AIM OF THE EXERCISE >> Scan the entries for the word "this", and copy every line where it appears.

EXERCISE MATERIAL >>
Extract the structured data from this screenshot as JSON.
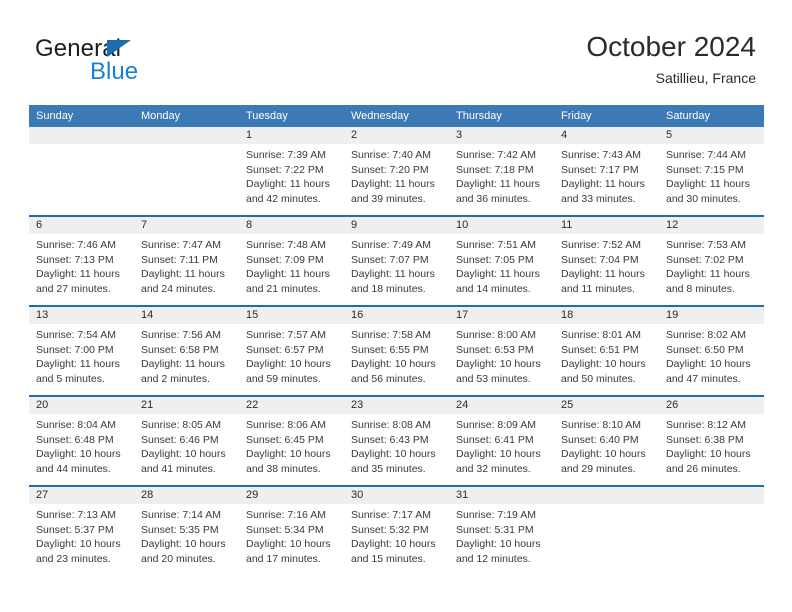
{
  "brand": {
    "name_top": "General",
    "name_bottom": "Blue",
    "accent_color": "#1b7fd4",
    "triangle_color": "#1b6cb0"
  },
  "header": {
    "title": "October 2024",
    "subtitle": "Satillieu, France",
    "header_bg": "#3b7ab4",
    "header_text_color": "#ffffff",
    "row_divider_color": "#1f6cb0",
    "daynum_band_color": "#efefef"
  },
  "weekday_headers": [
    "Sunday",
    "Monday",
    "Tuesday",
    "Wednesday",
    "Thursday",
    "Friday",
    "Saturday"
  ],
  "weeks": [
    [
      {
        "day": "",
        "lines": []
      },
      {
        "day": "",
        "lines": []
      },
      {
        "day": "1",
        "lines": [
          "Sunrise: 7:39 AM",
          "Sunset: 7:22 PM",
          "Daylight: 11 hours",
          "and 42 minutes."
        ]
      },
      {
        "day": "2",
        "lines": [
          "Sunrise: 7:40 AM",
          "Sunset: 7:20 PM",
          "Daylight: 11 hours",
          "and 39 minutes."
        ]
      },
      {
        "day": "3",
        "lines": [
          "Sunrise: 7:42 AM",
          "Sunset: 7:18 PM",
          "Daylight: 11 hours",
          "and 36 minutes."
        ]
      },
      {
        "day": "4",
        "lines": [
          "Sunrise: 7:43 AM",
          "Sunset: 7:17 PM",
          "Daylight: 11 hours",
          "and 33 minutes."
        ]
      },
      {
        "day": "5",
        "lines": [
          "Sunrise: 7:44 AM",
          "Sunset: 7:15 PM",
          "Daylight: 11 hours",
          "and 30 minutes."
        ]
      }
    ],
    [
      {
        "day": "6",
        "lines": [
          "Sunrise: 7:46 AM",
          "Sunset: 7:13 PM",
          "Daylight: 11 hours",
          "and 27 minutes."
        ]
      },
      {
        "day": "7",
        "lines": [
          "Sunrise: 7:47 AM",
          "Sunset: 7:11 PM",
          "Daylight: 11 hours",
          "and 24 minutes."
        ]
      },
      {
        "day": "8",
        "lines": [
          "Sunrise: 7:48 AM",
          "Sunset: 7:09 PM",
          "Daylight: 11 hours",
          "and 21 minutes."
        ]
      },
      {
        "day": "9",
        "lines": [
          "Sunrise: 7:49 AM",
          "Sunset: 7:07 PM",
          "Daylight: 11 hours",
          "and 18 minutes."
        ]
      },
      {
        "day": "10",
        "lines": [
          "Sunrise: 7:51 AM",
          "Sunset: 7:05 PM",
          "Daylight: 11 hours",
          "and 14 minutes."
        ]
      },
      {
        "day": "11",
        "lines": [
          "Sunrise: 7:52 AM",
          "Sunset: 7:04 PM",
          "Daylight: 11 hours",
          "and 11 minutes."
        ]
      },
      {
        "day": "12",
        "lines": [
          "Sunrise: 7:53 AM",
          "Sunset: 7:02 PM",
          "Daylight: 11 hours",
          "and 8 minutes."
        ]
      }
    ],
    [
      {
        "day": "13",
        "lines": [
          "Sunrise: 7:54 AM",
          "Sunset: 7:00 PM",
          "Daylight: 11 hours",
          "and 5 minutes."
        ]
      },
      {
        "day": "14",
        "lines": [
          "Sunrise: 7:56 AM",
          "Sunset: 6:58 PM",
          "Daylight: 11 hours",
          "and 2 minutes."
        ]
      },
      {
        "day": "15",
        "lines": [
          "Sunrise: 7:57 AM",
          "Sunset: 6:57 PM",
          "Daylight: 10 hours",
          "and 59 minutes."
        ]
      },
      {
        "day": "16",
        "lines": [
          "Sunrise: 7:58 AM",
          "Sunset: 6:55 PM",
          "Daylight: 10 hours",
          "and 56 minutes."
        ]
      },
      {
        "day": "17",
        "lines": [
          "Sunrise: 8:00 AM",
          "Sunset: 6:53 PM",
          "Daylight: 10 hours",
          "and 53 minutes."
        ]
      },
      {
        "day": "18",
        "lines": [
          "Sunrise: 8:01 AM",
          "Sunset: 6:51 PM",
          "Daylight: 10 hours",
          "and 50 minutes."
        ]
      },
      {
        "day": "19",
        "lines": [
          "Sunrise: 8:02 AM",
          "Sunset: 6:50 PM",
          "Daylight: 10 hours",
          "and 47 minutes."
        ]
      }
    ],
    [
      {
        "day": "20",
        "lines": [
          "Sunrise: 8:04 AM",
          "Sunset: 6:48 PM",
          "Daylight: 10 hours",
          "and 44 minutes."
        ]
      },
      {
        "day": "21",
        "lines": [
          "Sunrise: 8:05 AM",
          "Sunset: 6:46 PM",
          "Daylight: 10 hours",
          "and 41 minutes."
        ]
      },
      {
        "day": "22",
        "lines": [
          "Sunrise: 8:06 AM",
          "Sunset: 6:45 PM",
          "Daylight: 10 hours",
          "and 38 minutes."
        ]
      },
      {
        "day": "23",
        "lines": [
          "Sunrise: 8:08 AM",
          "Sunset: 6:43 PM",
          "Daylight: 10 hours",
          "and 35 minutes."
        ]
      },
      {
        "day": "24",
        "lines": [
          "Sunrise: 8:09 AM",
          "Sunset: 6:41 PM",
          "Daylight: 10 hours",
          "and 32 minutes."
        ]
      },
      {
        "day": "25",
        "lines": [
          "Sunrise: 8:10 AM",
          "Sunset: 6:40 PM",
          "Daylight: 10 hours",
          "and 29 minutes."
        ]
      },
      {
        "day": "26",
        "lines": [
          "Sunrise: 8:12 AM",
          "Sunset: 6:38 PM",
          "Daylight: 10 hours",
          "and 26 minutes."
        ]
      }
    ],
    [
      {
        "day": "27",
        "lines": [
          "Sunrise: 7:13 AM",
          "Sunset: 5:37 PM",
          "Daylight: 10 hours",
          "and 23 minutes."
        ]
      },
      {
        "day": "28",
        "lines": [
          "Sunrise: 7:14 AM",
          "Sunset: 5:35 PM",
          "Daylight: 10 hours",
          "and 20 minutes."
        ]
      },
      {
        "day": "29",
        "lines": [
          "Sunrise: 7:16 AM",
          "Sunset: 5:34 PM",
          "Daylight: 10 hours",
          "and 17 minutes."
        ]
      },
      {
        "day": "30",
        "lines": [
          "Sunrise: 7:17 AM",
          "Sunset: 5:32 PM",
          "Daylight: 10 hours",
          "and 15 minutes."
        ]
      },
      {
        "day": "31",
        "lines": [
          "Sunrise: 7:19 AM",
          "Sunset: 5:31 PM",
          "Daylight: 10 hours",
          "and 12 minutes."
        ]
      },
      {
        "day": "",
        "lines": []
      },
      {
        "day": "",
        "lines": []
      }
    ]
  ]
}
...
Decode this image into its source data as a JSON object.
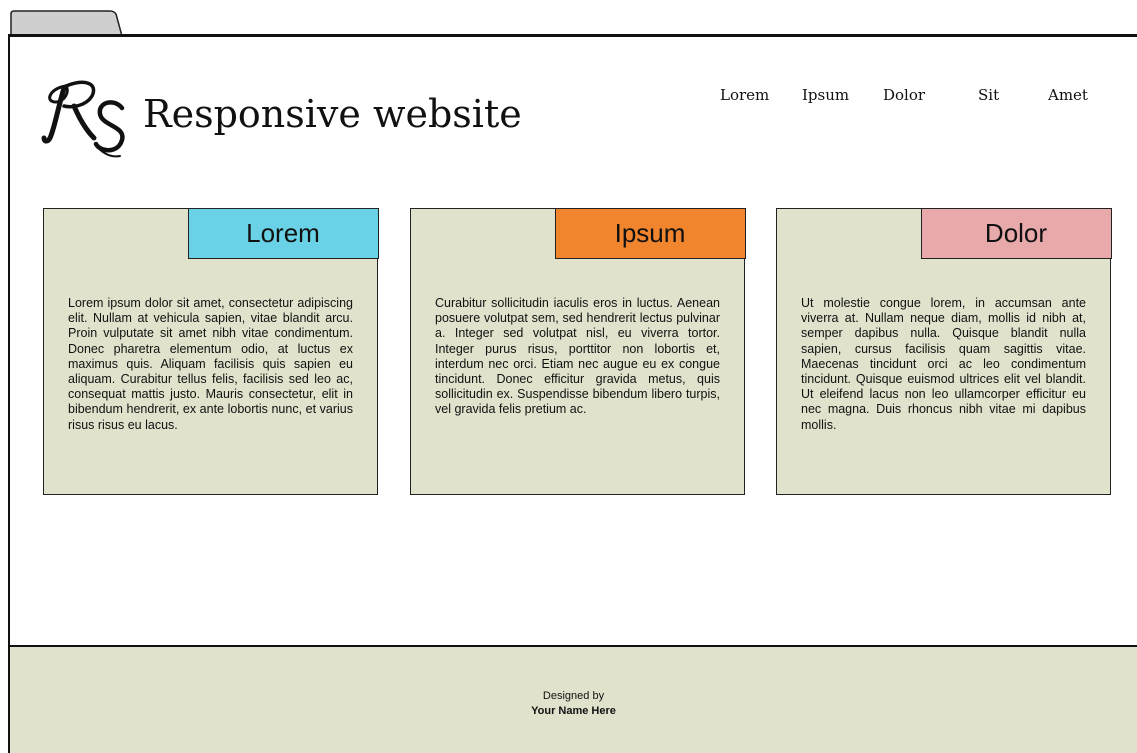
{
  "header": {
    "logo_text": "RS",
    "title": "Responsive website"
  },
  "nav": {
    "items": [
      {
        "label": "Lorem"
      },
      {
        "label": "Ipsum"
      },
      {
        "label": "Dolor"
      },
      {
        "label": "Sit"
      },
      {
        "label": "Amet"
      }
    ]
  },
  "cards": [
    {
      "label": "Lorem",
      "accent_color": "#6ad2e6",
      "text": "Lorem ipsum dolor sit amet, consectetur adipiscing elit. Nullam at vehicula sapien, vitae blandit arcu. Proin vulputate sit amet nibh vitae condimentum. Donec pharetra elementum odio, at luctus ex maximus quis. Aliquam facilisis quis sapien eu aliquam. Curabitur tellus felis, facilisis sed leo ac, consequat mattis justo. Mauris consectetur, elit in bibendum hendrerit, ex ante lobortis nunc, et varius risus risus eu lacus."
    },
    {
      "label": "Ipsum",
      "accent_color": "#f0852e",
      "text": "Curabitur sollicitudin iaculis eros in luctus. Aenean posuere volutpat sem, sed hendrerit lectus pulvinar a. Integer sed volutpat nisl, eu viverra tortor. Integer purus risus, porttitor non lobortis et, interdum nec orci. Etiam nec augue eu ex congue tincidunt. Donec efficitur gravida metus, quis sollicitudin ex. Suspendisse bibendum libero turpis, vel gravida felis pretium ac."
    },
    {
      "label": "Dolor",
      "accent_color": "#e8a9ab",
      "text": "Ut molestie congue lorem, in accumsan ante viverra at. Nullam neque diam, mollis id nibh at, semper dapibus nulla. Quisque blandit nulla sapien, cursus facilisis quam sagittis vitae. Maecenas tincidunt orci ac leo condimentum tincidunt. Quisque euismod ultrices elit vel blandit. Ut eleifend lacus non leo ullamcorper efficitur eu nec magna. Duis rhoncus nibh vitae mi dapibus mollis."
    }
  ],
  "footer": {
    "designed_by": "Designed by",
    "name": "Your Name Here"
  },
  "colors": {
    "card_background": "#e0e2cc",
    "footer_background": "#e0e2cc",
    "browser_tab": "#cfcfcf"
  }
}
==
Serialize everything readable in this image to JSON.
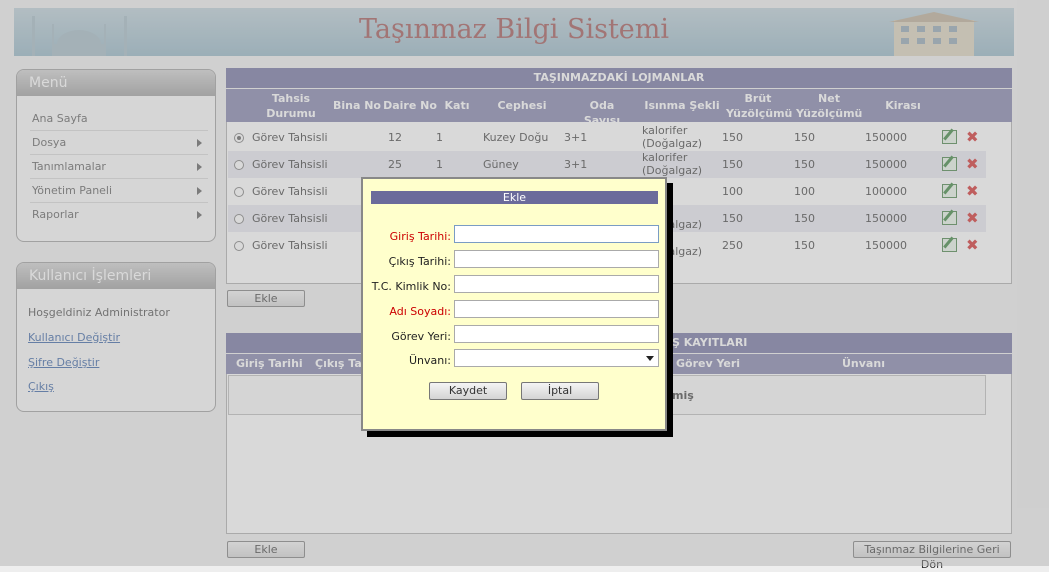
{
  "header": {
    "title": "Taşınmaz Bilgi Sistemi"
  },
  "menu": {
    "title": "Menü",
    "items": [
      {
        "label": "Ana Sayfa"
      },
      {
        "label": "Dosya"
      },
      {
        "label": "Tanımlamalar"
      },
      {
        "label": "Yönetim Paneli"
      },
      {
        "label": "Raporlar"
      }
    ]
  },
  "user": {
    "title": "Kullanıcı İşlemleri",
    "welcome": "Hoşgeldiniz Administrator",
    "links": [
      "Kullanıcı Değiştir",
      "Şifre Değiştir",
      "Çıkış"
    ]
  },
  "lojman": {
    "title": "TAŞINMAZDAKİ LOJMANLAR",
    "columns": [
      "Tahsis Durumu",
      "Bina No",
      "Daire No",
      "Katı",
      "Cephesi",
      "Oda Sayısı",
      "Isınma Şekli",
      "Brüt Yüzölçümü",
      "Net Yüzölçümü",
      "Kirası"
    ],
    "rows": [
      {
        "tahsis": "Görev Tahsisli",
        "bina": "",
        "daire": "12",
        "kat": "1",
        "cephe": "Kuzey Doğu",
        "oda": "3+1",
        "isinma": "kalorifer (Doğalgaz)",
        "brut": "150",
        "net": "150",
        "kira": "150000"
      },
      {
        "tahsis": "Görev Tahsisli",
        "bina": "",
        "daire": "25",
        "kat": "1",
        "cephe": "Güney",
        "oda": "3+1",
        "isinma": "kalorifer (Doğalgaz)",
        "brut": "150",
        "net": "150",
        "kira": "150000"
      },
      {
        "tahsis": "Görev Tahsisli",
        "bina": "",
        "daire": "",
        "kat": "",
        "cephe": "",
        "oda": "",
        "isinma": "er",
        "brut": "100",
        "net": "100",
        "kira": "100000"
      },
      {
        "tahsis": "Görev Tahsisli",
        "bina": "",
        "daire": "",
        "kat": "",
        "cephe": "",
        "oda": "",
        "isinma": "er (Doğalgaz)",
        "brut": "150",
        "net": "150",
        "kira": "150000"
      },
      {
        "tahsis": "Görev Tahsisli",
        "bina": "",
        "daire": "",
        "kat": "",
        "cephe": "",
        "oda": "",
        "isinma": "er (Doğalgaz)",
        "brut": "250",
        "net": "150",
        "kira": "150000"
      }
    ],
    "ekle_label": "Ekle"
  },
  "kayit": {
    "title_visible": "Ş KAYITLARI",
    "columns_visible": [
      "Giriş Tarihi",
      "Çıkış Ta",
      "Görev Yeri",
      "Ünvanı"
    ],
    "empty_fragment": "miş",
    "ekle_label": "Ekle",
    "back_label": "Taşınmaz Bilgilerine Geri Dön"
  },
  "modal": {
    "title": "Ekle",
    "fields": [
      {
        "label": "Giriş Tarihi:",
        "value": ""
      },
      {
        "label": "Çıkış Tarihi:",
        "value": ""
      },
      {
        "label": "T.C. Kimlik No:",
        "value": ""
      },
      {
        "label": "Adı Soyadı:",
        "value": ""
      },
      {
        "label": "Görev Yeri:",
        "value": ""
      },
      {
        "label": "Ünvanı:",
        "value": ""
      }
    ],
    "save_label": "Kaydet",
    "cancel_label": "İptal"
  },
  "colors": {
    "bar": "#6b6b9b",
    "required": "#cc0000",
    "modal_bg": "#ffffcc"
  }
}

RESPONSE >>
Extract the structured data from this screenshot as JSON.
Decode this image into its source data as a JSON object.
Serialize everything readable in this image to JSON.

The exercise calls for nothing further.